The Taliban have urged Afghans who worked for departing U.S. and NATO militaries in Afghanistan over the years not to “desert” their war-ravaged nation for fear of retribution by the insurgent group.
Monday’s Taliban pledge comes as thousands of Afghans employed, mostly as interpreters, by the United States and allied countries during their almost two-decade long stay in the country fear insurgent retaliation and are eager to get visas to the U.S.
“The Islamic Emirate [the Taliban] will not perturb them but calls them to return to their normal lives and if they do have expertise in any field, to serve their country,” the Taliban said in a statement sent to journalists and published on the group’s official website Monday. “They shall not be in any danger on our part.”
The United States and allied nations are expected to completely pullout their remaining troops from Afghanistan by September 11. Washington negotiated an agreement with the Taliban in February 2020 to end what has been the longest American war in history.
The U.S. military said last week it had completed nearly half of the withdrawal process.
An estimated 18,000 Afghans are awaiting word on special immigrant visas (SIV) to the U.S. amid concerns President Joe Biden’s administration might not be able to process them all in time. Biden has come under increasing pressure at home to move quickly to save lives of Afghans who risked their lives working with the American military.
The Taliban asserted in the statement that Afghans who worked for the foreign “occupation” forces were “misled” and they “should show remorse” for their past actions, saying they amounted to “treason” against Islam and Afghanistan.
“We viewed them as our foes when they were directly standing in the ranks of our enemies, but when they abandon enemy ranks and opt to live as ordinary Afghans in their homeland, they will not face any issues,” the statement said.
However, it added, if the Afghans in question are using retribution “as an excuse to bolster their fake asylum case then that is their own problem” and not that of the Taliban.
State Department spokesman Ned Price said last Thursday the U.S. has “a special commitment and a special responsibility to these brave Afghans.”
“We are always seeking ways to improve the SIV process while ensuring the integrity of the program and safeguarding our national security and affording opportunities to these Afghans,” Price explained to reporters.
He added that the administration has approved a temporary increase in consular staffing at the U.S. embassy in Kabul to conduct interviews and to process visa applications, allowing the diplomatic mission to address cases that were delayed due to COVID-19 staffing reductions and related closures.
Price said the administration has also requested funding for an additional 8,000 Special Immigrant Visas from Congress.
U.S. efforts to seek a negotiated settlement to the conflict between the Taliban and the Afghan government have so far met little success nor have deadly battlefield hostilities between the two Afghan adversaries eased.
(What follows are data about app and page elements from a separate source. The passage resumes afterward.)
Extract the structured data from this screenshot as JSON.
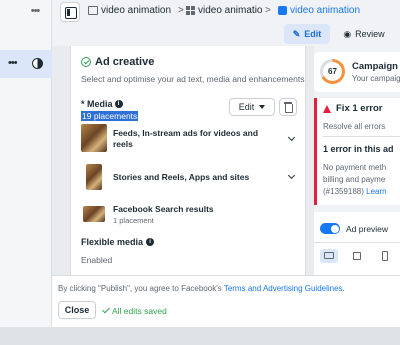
{
  "breadcrumb": [
    {
      "label": "video animation",
      "icon": "folder-icon"
    },
    {
      "label": "video animatio",
      "icon": "grid-icon"
    },
    {
      "label": "video animation",
      "icon": "ad-icon",
      "active": true
    }
  ],
  "separator": ">",
  "mode_tabs": {
    "edit": "Edit",
    "review": "Review"
  },
  "rail": {
    "dots": "•••"
  },
  "ad_creative": {
    "title": "Ad creative",
    "subtitle": "Select and optimise your ad text, media and enhancements.",
    "media_label": "* Media",
    "info_glyph": "i",
    "placements_count": "19 placements",
    "edit_dropdown": "Edit",
    "placements": [
      {
        "title_line1": "Feeds, In-stream ads for videos and",
        "title_line2": "reels"
      },
      {
        "title_line1": "Stories and Reels, Apps and sites",
        "title_line2": ""
      },
      {
        "title_line1": "Facebook Search results",
        "subtitle": "1 placement"
      }
    ],
    "flexible_media_label": "Flexible media",
    "flexible_media_value": "Enabled"
  },
  "campaign": {
    "score": "67",
    "title": "Campaign",
    "subtitle": "Your campaign"
  },
  "errors": {
    "title": "Fix 1 error",
    "resolve": "Resolve all errors",
    "section": "1 error in this ad",
    "body_line1": "No payment meth",
    "body_line2": "billing and payme",
    "body_line3": "(#1359188)",
    "learn": "Learn"
  },
  "preview": {
    "label": "Ad preview",
    "enabled": true
  },
  "footer": {
    "legal_prefix": "By clicking \"Publish\", you agree to Facebook's ",
    "legal_link": "Terms and Advertising Guidelines",
    "legal_suffix": ".",
    "close": "Close",
    "saved": "All edits saved"
  },
  "colors": {
    "accent": "#1877f2",
    "error": "#e41e3f",
    "success": "#31a24c",
    "score": "#f7913d"
  }
}
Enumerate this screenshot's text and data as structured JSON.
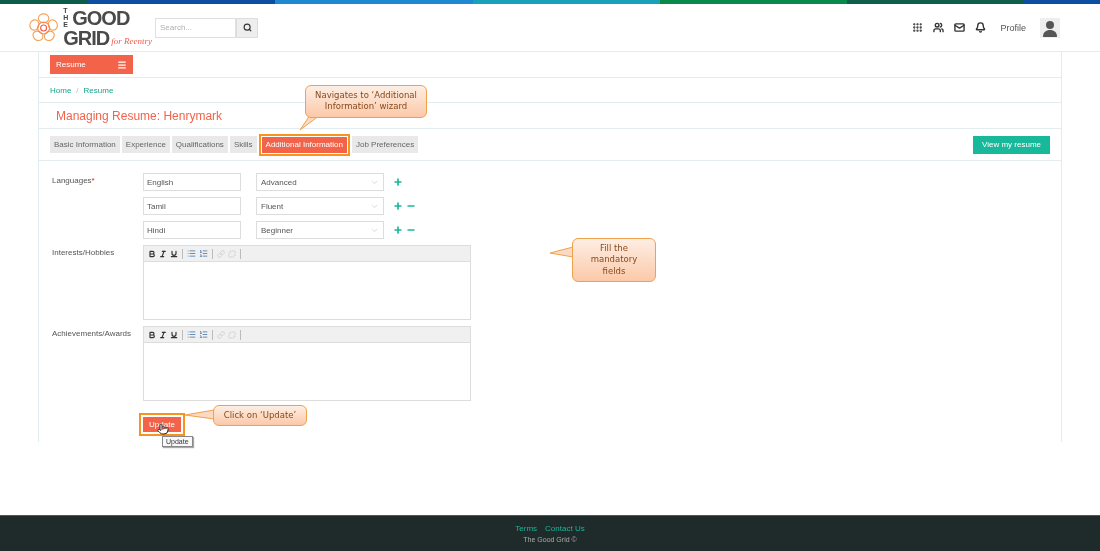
{
  "header": {
    "logo": {
      "the": "THE",
      "good": "GOOD",
      "grid": "GRID",
      "tagline": "for Reentry"
    },
    "search": {
      "placeholder": "Search..."
    },
    "profile": "Profile"
  },
  "menu": {
    "label": "Resume"
  },
  "breadcrumbs": [
    {
      "label": "Home"
    },
    {
      "label": "Resume"
    }
  ],
  "breadcrumb_separator": "/",
  "title": "Managing Resume: Henrymark",
  "tabs": [
    {
      "label": "Basic Information",
      "selected": false
    },
    {
      "label": "Experience",
      "selected": false
    },
    {
      "label": "Qualifications",
      "selected": false
    },
    {
      "label": "Skills",
      "selected": false
    },
    {
      "label": "Additional Information",
      "selected": true
    },
    {
      "label": "Job Preferences",
      "selected": false
    }
  ],
  "view_button": "View my resume",
  "languages": {
    "label": "Languages",
    "required": true,
    "required_mark": "*",
    "rows": [
      {
        "language": "English",
        "level": "Advanced",
        "removable": false
      },
      {
        "language": "Tamil",
        "level": "Fluent",
        "removable": true
      },
      {
        "language": "Hindi",
        "level": "Beginner",
        "removable": true
      }
    ]
  },
  "editors": [
    {
      "label": "Interests/Hobbies"
    },
    {
      "label": "Achievements/Awards"
    }
  ],
  "update_button": {
    "label": "Update",
    "tooltip": "Update"
  },
  "callouts": [
    {
      "text": "Navigates to ‘Additional Information’ wizard"
    },
    {
      "text": "Fill the mandatory fields"
    },
    {
      "text": "Click on ‘Update’"
    }
  ],
  "footer": {
    "links": [
      {
        "label": "Terms"
      },
      {
        "label": "Contact Us"
      }
    ],
    "copyright": "The Good Grid ©"
  }
}
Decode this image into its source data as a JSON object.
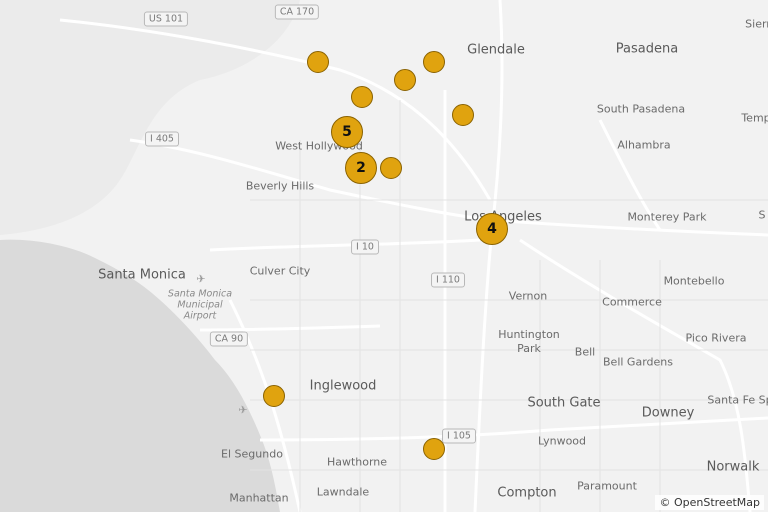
{
  "attribution": "© OpenStreetMap",
  "colors": {
    "marker_fill": "#e0a30f",
    "marker_border": "#8a6200",
    "land": "#f2f2f2",
    "water": "#dadada",
    "road": "#ffffff"
  },
  "places": [
    {
      "name": "Glendale"
    },
    {
      "name": "Pasadena"
    },
    {
      "name": "Sierr"
    },
    {
      "name": "South Pasadena"
    },
    {
      "name": "Temp"
    },
    {
      "name": "Alhambra"
    },
    {
      "name": "West Hollywood"
    },
    {
      "name": "Beverly Hills"
    },
    {
      "name": "Los Angeles"
    },
    {
      "name": "Monterey Park"
    },
    {
      "name": "Santa Monica"
    },
    {
      "name": "Culver City"
    },
    {
      "name": "Vernon"
    },
    {
      "name": "Commerce"
    },
    {
      "name": "Montebello"
    },
    {
      "name": "Huntington\nPark"
    },
    {
      "name": "Bell"
    },
    {
      "name": "Pico Rivera"
    },
    {
      "name": "Bell Gardens"
    },
    {
      "name": "Inglewood"
    },
    {
      "name": "South Gate"
    },
    {
      "name": "Downey"
    },
    {
      "name": "Santa Fe Sp"
    },
    {
      "name": "El Segundo"
    },
    {
      "name": "Hawthorne"
    },
    {
      "name": "Lynwood"
    },
    {
      "name": "Norwalk"
    },
    {
      "name": "Paramount"
    },
    {
      "name": "Manhattan"
    },
    {
      "name": "Lawndale"
    },
    {
      "name": "Compton"
    },
    {
      "name": "S"
    }
  ],
  "airport_label": "Santa Monica\nMunicipal\nAirport",
  "shields": [
    "US 101",
    "CA 170",
    "I 405",
    "I 10",
    "I 110",
    "CA 90",
    "I 105"
  ],
  "clusters": [
    {
      "label": ""
    },
    {
      "label": ""
    },
    {
      "label": ""
    },
    {
      "label": ""
    },
    {
      "label": ""
    },
    {
      "label": "5"
    },
    {
      "label": "2"
    },
    {
      "label": ""
    },
    {
      "label": "4"
    },
    {
      "label": ""
    },
    {
      "label": ""
    }
  ]
}
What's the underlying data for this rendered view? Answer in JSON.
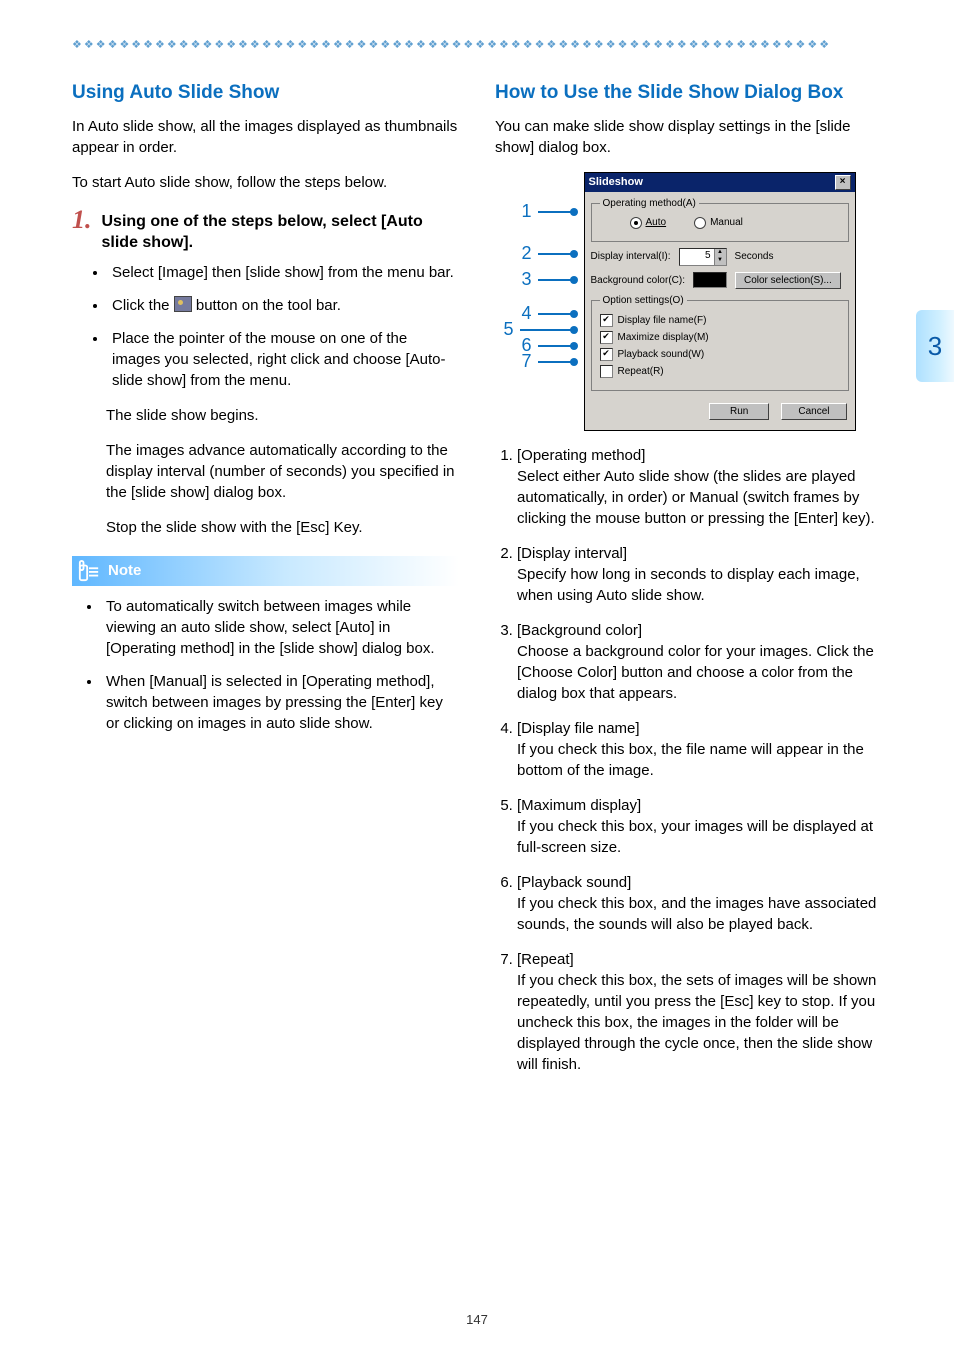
{
  "page_number": "147",
  "side_tab": "3",
  "left": {
    "heading": "Using Auto Slide Show",
    "intro1": "In Auto slide show, all the images displayed as thumbnails appear in order.",
    "intro2": "To start Auto slide show, follow the steps below.",
    "step_num": "1.",
    "step_text": "Using one of the steps below, select [Auto slide show].",
    "bullets": {
      "b1": "Select [Image] then  [slide show] from the menu bar.",
      "b2a": "Click the ",
      "b2b": " button on the tool bar.",
      "b3": "Place the pointer of the mouse on one of the images you selected, right click and choose [Auto-slide show] from the menu."
    },
    "after1": "The slide show begins.",
    "after2": "The images advance automatically according to the display interval (number of seconds) you specified in the [slide show] dialog box.",
    "after3": "Stop the slide show with the [Esc] Key.",
    "note_label": "Note",
    "note_bullets": {
      "n1": "To automatically switch between images while viewing an auto slide show, select [Auto] in [Operating method] in the [slide show] dialog box.",
      "n2": "When [Manual] is selected in [Operating method], switch between images by pressing the [Enter] key or clicking on images in auto slide show."
    }
  },
  "right": {
    "heading": "How to Use the Slide Show Dialog Box",
    "intro": "You can make slide show display settings in the [slide show] dialog box.",
    "dialog": {
      "title": "Slideshow",
      "group_operating": "Operating method(A)",
      "radio_auto": "Auto",
      "radio_manual": "Manual",
      "display_interval_label": "Display interval(I):",
      "interval_value": "5",
      "seconds": "Seconds",
      "bgcolor_label": "Background color(C):",
      "color_select_btn": "Color selection(S)...",
      "group_options": "Option settings(O)",
      "chk_filename": "Display file name(F)",
      "chk_maximize": "Maximize display(M)",
      "chk_playback": "Playback sound(W)",
      "chk_repeat": "Repeat(R)",
      "run_btn": "Run",
      "cancel_btn": "Cancel"
    },
    "callouts": [
      "1",
      "2",
      "3",
      "4",
      "5",
      "6",
      "7"
    ],
    "list": [
      {
        "title": "[Operating method]",
        "body": "Select either Auto slide show (the slides are played automatically, in order) or Manual (switch frames by clicking the mouse button or pressing the [Enter] key)."
      },
      {
        "title": "[Display interval]",
        "body": "Specify how long in seconds to display each image, when using Auto slide show."
      },
      {
        "title": "[Background color]",
        "body": "Choose a background color for your images. Click the [Choose Color] button and choose a color from the dialog box that appears."
      },
      {
        "title": "[Display file name]",
        "body": "If you check this box, the file name will appear in the bottom of the image."
      },
      {
        "title": "[Maximum display]",
        "body": "If you check this box, your images will be displayed at full-screen size."
      },
      {
        "title": "[Playback sound]",
        "body": "If you check this box, and the images have associated sounds, the sounds will also be played back."
      },
      {
        "title": "[Repeat]",
        "body": "If you check this box, the sets of images will be shown repeatedly, until you press the [Esc] key to stop. If you uncheck this box, the images in the folder will be displayed through the cycle once, then the slide show will finish."
      }
    ]
  }
}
The insurgents, who control or hotly contest more than half of Afghan territory, have captured at least 12 districts since the international forces began withdrawing from Afghanistan on May 1. The conflict has killed hundreds of combatants on both sides and many Afghan civilians.
Islamic State militants also have stepped up bombings and other attacks against civilians who have borne the brunt of years of fighting.
The U.S. peace envoy to Afghanistan, Zalmay Khalilzad, who negotiated and signed the deal with the Taliban, met with Afghan government leaders and other politicians in Kabul on Sunday to discuss bilateral cooperation after foreign troops leave the country.
Khalilzad told Afghan President Ashraf Ghani that Washington will annually provide $3.3 billion to Kabul over the next two years to support Afghan forces fighting the Taliban, according to an Afghan government spokesman.
Mohammad Amiri said that more U.S. facilities and equipment, including aircraft to strengthen the Afghan air force, will be among the main topics of bilateral talks in coming days.
Foreign air support has until now played a crucial rule in assisting local forces to keep the insurgents from threatening urban centers. There are fears that the absence of U.S. military support in post-withdrawal Afghanistan may enable the Taliban to regain power, though Afghan leaders dismiss those concerns.